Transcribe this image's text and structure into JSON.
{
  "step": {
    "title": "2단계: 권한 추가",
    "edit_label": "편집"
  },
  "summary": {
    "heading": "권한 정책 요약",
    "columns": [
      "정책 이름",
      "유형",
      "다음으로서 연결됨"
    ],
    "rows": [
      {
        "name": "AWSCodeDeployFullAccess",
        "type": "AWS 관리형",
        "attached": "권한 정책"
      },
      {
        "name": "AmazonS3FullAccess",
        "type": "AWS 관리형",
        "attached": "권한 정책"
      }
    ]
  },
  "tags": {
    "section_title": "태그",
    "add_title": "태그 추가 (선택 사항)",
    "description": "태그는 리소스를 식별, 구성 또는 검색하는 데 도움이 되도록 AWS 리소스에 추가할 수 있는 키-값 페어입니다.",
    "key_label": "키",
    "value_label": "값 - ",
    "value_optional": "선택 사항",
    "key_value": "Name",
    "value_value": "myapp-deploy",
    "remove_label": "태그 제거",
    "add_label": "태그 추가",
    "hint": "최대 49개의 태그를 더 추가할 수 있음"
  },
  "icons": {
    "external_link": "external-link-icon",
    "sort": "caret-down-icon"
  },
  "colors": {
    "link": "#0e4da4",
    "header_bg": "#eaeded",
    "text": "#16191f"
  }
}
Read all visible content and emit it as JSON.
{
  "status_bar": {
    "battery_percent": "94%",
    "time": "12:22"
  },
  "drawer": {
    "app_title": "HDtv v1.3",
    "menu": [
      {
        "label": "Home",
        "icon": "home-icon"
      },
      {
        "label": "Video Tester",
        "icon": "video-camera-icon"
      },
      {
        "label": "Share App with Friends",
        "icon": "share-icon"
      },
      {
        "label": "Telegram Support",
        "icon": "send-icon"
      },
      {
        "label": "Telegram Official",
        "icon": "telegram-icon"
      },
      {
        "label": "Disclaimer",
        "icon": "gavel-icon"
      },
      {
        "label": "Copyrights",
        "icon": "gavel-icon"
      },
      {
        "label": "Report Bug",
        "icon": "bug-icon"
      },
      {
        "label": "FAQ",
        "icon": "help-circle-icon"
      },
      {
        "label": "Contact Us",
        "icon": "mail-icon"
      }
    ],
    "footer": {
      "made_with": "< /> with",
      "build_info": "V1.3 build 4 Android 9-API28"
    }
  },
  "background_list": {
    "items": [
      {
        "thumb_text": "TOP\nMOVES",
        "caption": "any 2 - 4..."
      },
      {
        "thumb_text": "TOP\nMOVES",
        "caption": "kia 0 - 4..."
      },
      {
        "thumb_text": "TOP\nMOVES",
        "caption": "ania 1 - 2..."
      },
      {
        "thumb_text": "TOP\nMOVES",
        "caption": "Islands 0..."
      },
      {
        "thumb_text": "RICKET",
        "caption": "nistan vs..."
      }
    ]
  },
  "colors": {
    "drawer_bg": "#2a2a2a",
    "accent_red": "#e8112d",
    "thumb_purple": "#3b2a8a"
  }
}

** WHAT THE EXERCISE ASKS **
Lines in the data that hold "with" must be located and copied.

** RESULT **
        "label": "Share App with Friends",
      "made_with": "< /> with",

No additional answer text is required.